Mentions: The results showed that the effects of ant tending and parasitoid density on the colony growth rate of mealybugs were significant (Table 3: Ant tending, Parasitoid density). Specifically, the colony growth rate with ant tending was obviously greater than without ant tending (Table 3: Ant tending, Fig 3A, and S2 Dataset). The colony growth rate under low parasitic pressure was significantly greater than that under high parasitic pressure (Table 3: Parasitoid density, Fig 3B, and S2 Dataset). No significant effects on the colony growth rate of mealybugs were found for the interactions between ant tending and parasitoid density (Table 3: Ant tending × Parasitoid density). In addition, ant tending and parasitoid density also significantly affected the percentage of parasitism (Table 4: Ant tending, Parasitoid density). The percentage of parasitism without ant tending was obviously greater than that with ant tending (Table 4: Ant tending, Fig 4A, and S2 Dataset). The percentage of parasitism under high parasitic pressure was significantly greater than that under low parasitic pressure (Table 4: Parasitoid density, Fig 4B, and S2 Dataset). However, the effect of the interactions between ant tending and parasitoid density on the percentage of parasitism was not significant (Table 4: Ant tending × Parasitoid density).

Bottom Line: Although density-dependent benefits to hemipterans from ant tending have been measured many times, few studies have focused on integrated effects such as interactions between ant tending, natural enemy density, and hemipteran density.Our results showed that mealybug colony growth rate and percentage parasitism were significantly affected by ant tending, parasitoid presence, and initial mealybug density separately.These results suggest that benefits to mealybugs are density-independent and are affected by ant tending level.

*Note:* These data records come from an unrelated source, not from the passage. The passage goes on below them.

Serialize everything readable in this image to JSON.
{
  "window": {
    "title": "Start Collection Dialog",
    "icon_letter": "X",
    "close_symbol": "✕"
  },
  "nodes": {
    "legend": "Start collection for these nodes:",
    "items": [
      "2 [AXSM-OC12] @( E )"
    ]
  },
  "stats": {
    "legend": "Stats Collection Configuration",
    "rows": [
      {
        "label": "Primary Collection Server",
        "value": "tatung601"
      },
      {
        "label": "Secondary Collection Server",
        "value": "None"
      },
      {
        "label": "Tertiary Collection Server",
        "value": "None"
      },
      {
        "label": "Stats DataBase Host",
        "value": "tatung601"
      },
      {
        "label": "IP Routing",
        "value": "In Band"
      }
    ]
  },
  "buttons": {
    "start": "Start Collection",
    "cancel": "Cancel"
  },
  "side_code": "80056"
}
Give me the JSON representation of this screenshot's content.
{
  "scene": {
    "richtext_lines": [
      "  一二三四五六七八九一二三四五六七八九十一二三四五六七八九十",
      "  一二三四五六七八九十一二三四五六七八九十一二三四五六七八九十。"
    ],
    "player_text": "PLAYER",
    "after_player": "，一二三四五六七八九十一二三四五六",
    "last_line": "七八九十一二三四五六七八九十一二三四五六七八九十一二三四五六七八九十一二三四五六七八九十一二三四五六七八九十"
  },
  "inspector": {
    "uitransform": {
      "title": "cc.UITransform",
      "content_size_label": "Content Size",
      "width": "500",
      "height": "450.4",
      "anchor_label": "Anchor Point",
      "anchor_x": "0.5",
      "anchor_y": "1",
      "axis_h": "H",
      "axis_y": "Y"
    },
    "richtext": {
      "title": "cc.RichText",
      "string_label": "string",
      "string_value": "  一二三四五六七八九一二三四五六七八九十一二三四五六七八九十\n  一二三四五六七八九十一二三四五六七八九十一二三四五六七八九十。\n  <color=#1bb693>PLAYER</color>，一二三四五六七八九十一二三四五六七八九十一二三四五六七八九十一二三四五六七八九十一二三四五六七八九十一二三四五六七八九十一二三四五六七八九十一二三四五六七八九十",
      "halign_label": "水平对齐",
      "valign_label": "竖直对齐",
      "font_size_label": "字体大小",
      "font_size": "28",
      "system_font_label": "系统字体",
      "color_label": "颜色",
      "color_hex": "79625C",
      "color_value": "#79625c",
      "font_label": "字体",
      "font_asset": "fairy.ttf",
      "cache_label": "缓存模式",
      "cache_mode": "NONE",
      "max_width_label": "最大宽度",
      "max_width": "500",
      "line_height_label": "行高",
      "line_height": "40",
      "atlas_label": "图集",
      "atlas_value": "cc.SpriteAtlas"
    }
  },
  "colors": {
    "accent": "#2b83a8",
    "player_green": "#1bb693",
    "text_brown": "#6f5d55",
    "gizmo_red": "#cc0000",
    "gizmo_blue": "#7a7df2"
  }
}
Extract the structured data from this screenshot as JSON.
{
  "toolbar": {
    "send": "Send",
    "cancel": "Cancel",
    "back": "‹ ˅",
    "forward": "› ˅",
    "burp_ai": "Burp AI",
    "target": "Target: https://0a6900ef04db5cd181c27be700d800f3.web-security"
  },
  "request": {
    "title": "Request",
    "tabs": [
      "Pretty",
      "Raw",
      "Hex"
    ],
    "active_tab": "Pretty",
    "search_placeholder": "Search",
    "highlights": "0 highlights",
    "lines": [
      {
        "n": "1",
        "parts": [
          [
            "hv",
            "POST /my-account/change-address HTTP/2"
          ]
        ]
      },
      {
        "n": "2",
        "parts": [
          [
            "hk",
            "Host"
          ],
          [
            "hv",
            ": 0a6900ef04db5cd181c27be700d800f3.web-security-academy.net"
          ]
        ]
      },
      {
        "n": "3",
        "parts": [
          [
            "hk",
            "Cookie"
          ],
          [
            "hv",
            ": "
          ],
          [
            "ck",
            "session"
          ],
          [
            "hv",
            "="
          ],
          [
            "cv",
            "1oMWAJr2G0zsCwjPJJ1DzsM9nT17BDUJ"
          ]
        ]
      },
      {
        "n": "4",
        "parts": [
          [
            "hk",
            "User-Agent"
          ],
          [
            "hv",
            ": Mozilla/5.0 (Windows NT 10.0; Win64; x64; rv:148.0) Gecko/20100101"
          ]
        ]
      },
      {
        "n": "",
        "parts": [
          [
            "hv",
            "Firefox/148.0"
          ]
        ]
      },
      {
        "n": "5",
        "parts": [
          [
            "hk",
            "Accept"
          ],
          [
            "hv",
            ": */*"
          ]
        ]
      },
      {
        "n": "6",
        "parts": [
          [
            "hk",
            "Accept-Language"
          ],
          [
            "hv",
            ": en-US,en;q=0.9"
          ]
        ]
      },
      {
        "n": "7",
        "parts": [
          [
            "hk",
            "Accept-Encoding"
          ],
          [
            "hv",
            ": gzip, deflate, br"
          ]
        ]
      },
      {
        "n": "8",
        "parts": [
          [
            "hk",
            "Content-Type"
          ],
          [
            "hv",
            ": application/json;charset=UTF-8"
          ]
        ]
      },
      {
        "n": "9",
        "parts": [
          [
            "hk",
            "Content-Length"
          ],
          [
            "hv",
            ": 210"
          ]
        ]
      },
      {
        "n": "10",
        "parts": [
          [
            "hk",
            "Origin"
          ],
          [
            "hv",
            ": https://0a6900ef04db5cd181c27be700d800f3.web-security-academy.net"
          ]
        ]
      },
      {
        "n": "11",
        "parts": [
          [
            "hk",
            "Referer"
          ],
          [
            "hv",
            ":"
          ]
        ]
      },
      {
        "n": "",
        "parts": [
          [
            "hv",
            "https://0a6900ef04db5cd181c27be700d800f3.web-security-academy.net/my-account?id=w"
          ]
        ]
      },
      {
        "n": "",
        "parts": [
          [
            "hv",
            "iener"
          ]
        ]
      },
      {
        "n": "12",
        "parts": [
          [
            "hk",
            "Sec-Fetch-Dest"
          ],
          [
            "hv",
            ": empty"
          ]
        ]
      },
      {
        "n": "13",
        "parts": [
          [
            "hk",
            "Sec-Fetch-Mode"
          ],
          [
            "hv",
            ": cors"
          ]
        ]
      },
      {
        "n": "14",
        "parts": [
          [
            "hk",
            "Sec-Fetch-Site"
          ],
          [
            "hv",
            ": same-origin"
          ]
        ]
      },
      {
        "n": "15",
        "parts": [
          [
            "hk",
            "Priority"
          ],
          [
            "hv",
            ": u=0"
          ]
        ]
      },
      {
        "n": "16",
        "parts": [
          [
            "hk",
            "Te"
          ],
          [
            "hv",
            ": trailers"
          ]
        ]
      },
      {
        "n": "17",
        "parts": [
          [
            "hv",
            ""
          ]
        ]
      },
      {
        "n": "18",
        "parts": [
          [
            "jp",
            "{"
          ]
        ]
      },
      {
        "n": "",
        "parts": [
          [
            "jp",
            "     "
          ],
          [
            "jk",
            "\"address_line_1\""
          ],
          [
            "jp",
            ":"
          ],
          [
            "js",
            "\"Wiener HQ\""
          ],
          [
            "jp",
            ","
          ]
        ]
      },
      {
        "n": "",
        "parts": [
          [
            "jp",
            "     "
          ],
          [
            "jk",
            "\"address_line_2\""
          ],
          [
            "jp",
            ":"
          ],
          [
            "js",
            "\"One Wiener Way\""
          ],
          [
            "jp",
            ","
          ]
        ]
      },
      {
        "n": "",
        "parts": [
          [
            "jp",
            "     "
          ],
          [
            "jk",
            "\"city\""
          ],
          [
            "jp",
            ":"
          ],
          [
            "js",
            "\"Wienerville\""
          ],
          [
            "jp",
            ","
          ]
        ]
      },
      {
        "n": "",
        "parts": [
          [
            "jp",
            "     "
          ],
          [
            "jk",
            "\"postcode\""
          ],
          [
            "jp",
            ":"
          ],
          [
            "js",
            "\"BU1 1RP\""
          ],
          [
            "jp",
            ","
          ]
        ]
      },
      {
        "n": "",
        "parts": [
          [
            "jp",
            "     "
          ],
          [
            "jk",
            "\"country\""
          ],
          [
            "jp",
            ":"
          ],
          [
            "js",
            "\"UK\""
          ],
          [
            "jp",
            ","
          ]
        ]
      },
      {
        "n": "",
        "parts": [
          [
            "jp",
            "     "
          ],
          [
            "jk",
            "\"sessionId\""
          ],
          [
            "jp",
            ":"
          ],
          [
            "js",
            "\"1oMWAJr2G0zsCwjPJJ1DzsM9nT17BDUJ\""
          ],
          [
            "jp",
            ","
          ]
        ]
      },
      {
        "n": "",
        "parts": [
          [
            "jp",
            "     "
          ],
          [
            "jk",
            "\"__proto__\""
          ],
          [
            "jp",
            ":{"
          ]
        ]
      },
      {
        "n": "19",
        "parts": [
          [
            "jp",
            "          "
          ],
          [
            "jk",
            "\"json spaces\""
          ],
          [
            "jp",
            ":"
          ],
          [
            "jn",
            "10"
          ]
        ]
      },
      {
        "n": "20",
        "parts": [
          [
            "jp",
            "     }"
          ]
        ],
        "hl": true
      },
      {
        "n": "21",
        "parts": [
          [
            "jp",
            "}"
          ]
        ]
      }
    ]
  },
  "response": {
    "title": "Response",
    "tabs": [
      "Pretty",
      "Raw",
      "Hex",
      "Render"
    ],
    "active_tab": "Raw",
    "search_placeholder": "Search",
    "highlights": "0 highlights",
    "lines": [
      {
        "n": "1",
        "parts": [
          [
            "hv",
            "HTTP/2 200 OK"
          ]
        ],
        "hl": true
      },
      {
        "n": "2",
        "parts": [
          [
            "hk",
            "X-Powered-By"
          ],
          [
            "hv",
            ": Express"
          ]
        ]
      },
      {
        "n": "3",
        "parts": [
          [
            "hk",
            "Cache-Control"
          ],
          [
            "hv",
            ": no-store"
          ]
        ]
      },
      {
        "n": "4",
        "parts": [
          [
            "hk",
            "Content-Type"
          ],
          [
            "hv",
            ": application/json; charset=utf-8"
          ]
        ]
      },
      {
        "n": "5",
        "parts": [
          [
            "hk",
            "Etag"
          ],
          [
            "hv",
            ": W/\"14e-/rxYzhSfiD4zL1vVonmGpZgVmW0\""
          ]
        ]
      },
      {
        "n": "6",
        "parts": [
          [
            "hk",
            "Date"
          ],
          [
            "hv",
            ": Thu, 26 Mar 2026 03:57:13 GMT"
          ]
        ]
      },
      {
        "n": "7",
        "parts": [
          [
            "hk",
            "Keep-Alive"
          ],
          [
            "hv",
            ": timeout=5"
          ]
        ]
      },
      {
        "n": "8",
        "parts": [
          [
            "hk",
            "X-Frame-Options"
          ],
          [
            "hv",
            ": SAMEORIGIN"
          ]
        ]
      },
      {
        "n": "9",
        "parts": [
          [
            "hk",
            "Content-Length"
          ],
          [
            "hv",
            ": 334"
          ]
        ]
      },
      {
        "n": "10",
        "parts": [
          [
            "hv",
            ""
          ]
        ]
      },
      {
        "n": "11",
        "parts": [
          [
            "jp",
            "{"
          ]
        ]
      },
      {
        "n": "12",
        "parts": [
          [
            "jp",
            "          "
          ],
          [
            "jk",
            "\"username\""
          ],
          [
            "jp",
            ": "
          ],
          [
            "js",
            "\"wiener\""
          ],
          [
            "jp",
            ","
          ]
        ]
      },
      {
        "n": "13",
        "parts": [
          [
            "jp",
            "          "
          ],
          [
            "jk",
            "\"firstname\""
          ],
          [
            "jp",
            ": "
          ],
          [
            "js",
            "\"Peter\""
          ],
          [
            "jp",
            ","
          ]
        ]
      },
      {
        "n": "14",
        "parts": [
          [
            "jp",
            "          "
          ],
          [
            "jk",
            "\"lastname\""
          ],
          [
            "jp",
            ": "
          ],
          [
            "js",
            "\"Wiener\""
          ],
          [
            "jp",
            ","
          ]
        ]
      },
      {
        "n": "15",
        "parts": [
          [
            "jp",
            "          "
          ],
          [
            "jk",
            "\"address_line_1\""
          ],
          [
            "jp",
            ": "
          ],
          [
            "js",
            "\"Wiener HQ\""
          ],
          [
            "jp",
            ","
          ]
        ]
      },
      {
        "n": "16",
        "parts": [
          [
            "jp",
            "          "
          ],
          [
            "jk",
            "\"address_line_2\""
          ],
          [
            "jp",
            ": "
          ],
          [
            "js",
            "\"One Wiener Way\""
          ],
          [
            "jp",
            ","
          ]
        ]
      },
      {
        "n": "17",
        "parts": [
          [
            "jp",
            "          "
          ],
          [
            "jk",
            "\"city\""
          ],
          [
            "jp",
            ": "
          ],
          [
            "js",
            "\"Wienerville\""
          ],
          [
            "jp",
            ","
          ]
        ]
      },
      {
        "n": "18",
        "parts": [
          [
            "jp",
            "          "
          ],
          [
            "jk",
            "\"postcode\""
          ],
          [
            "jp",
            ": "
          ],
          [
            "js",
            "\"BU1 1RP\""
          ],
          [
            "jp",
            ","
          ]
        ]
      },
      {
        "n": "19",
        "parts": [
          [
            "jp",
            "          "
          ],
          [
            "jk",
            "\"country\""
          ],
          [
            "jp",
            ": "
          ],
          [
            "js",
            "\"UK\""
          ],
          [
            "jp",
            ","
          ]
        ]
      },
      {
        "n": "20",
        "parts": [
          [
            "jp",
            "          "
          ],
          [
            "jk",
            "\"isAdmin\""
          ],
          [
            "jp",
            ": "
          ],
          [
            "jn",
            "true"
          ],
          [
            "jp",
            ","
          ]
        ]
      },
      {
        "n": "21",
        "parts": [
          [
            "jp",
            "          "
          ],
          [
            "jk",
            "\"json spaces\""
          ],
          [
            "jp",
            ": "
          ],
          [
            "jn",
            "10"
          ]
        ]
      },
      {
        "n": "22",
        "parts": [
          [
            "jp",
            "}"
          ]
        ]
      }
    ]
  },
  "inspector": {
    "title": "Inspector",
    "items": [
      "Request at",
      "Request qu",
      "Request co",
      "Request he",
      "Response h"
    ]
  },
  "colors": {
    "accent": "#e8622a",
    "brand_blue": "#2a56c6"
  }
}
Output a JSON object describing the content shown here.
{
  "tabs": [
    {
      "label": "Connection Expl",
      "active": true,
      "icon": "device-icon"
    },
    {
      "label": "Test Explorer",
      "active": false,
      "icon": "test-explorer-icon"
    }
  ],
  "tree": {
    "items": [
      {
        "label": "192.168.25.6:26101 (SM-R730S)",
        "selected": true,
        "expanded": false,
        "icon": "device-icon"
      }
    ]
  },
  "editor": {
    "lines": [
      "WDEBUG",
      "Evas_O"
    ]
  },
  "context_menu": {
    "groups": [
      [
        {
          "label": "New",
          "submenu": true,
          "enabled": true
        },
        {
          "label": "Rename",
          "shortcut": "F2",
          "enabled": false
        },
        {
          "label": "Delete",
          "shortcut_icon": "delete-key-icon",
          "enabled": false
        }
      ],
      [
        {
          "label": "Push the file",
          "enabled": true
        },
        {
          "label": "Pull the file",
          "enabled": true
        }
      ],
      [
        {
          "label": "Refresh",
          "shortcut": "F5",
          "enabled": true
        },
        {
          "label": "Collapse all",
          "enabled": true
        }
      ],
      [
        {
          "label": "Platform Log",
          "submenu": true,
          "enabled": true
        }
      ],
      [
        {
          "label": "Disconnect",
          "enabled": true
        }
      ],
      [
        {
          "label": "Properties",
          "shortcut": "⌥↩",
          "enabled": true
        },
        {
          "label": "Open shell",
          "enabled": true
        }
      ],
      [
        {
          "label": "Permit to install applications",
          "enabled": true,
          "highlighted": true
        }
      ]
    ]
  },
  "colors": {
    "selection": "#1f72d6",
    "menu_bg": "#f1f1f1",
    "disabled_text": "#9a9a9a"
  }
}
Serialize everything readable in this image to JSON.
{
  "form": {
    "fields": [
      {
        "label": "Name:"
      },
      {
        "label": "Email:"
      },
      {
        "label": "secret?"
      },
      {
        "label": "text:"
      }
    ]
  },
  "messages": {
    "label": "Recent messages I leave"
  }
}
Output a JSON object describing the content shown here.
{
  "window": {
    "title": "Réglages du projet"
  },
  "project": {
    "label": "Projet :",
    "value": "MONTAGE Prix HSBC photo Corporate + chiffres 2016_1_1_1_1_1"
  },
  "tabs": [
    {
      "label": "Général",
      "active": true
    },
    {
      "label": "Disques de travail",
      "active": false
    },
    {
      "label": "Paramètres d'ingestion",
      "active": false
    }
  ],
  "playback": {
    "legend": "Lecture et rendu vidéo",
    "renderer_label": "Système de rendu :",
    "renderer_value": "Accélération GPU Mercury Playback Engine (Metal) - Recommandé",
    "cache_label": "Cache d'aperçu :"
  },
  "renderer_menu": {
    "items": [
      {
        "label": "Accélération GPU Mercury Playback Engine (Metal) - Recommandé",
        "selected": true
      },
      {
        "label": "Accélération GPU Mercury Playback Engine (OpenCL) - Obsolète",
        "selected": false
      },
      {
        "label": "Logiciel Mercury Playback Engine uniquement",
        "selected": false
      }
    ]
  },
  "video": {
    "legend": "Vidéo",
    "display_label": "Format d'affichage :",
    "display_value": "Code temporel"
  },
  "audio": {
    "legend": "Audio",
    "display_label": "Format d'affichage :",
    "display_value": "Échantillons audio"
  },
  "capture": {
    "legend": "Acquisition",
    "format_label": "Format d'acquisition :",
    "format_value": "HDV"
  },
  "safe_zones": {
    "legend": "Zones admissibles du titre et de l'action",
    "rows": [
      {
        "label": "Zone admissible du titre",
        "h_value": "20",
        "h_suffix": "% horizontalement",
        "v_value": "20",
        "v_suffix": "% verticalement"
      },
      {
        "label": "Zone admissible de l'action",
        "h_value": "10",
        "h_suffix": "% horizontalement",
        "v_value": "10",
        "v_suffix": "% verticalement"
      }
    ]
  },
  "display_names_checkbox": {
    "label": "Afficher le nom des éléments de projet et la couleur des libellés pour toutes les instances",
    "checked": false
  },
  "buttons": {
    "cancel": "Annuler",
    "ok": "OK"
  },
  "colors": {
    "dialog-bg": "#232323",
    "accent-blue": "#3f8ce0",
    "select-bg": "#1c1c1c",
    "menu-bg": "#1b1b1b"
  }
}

View Article: PubMed Central - PubMed

Affiliation: Hubei Insect Resources Utilization and Sustainable Pest Management Key Laboratory, College of Plant Science and Technology, Huazhong Agricultural University, Wuhan, People's Republic of China; Red Imported Fire Ant Research Center, South China Agricultural University, Guangzhou 510642, China.

ABSTRACT
Although density-dependent benefits to hemipterans from ant tending have been measured many times, few studies have focused on integrated effects such as interactions between ant tending, natural enemy density, and hemipteran density. In this study, we tested whether the invasive mealybug Phenacoccus solenopsis is affected by tending by ghost ants (Tapinoma melanocephalum), the presence of parasitoids, mealybug density, parasitoid density and interactions among these factors. Our results showed that mealybug colony growth rate and percentage parasitism were significantly affected by ant tending, parasitoid presence, and initial mealybug density separately. However, there were no interactions among the independent factors. There were also no significant interactions between ant tending and parasitoid density on either mealybug colony growth rate or percentage parasitism. Mealybug colony growth rate showed a negative linear relationship with initial mealybug density but a positive linear relationship with the level of ant tending. These results suggest that benefits to mealybugs are density-independent and are affected by ant tending level.

Show MeSH